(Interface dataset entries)

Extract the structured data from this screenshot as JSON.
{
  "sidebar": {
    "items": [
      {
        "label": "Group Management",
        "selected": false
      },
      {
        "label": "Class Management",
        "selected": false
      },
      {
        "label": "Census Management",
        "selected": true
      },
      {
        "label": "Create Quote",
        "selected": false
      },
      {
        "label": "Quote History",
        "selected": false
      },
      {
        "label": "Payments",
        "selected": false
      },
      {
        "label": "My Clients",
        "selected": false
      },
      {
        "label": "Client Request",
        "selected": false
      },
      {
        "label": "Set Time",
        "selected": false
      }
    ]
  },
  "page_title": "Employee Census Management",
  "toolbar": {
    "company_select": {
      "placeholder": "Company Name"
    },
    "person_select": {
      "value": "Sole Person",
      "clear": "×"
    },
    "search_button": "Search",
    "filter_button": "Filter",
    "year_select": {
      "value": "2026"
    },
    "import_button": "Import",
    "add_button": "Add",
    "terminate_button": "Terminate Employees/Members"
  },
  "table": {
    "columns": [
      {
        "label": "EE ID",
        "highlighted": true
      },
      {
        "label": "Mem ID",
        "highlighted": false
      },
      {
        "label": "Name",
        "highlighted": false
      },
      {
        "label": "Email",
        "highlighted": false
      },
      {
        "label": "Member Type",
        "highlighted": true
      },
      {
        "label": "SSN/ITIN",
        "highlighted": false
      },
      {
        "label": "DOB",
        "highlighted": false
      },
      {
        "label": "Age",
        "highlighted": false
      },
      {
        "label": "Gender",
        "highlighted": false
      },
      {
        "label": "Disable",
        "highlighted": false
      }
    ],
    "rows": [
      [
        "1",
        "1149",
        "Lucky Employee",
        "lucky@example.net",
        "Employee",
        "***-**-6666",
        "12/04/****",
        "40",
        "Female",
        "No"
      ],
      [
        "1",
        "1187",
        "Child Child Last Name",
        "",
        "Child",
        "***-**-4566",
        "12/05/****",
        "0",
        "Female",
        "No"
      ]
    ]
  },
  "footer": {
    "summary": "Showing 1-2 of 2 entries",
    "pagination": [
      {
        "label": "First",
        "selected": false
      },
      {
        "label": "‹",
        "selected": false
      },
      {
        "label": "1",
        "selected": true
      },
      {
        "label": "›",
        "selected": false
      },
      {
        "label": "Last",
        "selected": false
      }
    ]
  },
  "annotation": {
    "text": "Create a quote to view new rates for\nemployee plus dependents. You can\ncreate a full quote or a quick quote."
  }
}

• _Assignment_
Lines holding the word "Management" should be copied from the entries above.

• _Answer for the task_
        "label": "Group Management",
        "label": "Class Management",
        "label": "Census Management",
  "page_title": "Employee Census Management",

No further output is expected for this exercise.